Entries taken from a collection

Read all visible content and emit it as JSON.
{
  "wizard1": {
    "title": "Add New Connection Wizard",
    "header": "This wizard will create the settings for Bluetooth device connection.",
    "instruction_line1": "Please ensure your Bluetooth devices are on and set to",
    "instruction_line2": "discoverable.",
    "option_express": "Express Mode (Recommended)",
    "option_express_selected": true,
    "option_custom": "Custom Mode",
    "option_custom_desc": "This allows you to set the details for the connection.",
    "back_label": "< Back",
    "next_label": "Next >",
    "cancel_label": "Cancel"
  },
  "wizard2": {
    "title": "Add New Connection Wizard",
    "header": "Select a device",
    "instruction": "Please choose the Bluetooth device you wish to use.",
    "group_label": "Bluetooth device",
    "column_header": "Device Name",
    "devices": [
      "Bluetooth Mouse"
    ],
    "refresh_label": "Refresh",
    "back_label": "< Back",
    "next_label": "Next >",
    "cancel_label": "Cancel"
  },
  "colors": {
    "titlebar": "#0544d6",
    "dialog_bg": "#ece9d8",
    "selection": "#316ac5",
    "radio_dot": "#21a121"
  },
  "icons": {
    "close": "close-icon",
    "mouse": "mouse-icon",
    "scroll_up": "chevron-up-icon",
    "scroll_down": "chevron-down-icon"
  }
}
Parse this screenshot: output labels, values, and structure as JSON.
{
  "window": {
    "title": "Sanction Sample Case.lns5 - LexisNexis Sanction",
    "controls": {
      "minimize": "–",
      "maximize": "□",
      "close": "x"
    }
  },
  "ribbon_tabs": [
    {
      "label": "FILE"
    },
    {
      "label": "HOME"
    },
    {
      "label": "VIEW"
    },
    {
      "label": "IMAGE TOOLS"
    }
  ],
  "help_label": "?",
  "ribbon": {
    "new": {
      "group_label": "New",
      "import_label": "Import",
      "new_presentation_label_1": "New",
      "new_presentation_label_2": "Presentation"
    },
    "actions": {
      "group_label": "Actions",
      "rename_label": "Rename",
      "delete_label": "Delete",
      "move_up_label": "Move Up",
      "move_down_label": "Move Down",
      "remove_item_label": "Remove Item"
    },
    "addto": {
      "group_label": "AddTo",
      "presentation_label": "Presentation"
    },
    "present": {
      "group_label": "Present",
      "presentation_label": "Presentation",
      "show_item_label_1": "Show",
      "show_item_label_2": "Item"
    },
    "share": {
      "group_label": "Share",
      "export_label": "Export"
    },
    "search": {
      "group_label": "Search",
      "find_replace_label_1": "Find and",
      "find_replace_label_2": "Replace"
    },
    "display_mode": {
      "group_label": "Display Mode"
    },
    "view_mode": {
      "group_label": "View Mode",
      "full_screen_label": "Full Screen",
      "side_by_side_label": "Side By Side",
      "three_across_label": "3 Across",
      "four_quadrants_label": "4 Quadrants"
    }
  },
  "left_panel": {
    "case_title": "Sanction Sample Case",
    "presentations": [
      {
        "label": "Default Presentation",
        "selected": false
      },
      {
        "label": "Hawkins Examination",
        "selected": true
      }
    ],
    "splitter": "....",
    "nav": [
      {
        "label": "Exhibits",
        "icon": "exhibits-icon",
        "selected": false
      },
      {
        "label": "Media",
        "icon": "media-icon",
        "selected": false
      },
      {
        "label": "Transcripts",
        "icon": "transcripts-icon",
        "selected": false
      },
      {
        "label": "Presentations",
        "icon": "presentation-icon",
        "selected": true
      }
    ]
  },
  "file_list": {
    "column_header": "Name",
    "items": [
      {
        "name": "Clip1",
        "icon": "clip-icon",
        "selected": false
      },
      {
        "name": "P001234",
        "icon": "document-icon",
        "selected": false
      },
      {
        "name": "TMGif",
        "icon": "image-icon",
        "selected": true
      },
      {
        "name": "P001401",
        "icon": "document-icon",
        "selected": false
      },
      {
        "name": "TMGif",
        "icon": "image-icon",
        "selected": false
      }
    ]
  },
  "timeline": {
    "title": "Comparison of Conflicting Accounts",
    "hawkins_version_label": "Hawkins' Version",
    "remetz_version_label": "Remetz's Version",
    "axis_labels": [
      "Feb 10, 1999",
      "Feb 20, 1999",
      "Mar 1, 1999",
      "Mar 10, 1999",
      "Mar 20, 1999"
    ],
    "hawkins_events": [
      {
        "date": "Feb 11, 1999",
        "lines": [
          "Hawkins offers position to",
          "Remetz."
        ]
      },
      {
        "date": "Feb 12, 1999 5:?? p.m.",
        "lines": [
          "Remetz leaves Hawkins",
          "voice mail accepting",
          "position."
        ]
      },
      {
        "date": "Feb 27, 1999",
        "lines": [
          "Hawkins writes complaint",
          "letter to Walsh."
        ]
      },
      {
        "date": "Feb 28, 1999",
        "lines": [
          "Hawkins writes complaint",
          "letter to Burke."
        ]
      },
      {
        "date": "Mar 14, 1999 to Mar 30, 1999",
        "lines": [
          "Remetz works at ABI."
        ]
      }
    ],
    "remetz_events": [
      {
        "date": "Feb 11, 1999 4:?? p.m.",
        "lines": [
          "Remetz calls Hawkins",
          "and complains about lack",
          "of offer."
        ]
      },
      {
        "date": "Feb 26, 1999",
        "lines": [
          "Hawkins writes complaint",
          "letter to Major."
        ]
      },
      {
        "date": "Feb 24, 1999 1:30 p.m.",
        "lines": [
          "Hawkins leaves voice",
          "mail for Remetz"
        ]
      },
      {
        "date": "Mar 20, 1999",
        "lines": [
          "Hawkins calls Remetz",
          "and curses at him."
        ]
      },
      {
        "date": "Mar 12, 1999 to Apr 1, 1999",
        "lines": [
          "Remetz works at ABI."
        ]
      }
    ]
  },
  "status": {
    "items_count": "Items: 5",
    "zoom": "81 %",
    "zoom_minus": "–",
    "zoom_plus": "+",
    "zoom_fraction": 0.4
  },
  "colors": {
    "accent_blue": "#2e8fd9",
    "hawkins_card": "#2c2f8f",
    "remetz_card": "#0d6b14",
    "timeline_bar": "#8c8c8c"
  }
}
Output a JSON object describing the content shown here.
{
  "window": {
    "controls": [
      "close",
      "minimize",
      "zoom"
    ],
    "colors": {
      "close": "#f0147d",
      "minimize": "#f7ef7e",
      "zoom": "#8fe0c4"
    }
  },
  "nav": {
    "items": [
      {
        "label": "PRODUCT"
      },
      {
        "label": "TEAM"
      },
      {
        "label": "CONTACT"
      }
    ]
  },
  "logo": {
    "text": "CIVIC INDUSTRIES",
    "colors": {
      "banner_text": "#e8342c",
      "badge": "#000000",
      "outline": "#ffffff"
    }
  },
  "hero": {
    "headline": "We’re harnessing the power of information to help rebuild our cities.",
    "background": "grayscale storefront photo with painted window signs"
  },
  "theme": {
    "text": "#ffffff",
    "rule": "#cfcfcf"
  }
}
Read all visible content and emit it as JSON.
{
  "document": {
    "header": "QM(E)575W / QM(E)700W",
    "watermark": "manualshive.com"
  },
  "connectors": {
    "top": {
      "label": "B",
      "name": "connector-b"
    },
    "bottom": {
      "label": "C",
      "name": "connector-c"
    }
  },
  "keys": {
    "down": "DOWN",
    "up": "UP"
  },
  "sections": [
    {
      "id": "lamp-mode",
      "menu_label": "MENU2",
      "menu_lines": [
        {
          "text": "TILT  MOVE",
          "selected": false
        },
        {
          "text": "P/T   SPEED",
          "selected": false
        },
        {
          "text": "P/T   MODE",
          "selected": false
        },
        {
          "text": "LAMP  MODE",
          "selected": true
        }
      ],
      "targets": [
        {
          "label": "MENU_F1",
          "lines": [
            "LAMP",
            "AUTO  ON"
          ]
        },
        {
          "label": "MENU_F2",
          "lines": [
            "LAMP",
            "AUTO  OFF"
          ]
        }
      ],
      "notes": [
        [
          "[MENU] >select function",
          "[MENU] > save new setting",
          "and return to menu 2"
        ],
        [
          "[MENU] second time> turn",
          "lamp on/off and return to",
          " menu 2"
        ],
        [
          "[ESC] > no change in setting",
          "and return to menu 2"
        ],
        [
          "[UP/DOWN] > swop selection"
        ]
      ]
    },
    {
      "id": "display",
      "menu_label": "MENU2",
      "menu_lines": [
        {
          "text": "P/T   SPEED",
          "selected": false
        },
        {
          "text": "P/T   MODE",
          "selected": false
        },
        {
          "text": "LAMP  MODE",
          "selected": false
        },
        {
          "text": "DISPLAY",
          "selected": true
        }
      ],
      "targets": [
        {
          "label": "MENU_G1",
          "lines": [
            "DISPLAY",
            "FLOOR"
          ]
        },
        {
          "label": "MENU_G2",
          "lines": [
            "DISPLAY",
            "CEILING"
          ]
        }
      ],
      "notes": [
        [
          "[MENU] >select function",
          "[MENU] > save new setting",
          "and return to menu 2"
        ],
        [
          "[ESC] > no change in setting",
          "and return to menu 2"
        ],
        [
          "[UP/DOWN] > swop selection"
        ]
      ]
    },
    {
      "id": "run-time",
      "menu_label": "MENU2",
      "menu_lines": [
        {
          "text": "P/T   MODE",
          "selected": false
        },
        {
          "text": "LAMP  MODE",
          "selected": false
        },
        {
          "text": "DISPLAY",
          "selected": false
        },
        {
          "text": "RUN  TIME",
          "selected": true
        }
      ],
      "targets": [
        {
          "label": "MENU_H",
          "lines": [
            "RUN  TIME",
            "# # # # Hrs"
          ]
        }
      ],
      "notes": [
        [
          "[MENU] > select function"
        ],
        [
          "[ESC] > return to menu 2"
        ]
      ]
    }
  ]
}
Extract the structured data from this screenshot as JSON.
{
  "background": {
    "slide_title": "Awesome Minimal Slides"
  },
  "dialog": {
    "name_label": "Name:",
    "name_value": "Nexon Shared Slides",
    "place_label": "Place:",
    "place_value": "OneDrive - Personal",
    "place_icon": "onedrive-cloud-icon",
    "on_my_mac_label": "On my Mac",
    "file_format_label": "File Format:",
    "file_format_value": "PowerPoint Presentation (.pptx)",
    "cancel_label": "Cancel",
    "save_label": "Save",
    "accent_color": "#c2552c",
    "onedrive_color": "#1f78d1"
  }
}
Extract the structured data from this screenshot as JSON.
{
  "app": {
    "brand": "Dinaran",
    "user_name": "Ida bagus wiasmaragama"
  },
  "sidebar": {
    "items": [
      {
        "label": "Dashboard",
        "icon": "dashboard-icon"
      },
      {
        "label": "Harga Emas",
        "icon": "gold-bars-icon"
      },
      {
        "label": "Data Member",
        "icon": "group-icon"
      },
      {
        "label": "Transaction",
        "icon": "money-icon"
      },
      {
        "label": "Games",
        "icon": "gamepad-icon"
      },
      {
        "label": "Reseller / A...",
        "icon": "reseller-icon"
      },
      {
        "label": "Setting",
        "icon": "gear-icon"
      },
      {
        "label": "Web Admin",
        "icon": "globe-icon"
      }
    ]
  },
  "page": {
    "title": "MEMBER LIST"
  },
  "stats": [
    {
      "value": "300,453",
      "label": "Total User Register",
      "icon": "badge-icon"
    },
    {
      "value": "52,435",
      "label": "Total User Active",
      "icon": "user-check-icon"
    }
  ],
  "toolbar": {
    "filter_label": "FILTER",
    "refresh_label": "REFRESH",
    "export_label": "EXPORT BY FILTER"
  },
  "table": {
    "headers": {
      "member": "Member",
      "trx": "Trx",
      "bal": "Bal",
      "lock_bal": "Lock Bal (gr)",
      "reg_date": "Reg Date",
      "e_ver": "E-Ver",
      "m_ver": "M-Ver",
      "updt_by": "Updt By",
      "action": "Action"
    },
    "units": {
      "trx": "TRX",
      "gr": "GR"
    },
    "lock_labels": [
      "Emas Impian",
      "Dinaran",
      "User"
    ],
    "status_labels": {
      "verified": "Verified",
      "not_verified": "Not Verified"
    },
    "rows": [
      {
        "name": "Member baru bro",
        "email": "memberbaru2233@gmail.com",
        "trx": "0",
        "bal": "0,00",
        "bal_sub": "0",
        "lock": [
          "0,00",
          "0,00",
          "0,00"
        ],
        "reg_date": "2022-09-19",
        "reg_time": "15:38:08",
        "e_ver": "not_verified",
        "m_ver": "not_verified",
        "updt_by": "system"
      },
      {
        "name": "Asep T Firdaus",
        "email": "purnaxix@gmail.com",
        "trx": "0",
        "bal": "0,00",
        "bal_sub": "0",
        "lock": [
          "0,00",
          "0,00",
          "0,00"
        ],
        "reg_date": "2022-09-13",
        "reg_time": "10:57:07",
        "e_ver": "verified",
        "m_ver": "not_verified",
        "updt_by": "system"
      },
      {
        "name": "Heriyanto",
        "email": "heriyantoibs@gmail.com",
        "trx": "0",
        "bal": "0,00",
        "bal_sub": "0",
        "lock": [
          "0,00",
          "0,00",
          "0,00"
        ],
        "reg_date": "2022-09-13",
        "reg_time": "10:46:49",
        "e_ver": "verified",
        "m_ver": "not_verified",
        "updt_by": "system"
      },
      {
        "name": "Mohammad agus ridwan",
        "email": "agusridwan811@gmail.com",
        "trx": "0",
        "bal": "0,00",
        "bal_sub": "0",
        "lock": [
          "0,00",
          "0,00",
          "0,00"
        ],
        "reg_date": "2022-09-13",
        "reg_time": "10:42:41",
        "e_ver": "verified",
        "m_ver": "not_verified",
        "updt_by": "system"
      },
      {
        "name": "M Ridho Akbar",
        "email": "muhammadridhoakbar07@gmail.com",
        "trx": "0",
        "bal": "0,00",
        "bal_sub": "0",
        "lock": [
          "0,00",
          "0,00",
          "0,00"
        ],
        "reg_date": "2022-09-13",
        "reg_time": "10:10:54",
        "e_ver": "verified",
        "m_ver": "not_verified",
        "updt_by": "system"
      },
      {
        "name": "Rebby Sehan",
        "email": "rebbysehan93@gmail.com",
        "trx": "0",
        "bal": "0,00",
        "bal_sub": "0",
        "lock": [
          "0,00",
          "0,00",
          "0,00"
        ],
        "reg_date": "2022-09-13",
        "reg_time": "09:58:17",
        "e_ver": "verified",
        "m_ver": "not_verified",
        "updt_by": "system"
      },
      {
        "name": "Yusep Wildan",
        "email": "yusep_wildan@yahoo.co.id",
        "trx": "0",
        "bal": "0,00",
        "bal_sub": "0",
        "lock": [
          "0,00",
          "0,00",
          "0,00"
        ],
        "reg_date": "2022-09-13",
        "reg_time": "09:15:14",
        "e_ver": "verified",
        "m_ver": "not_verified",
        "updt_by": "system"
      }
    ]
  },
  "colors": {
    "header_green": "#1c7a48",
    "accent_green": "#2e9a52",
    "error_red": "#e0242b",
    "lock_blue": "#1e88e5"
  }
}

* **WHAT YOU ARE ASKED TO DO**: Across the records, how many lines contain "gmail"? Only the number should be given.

* **ANSWER BOX**: 6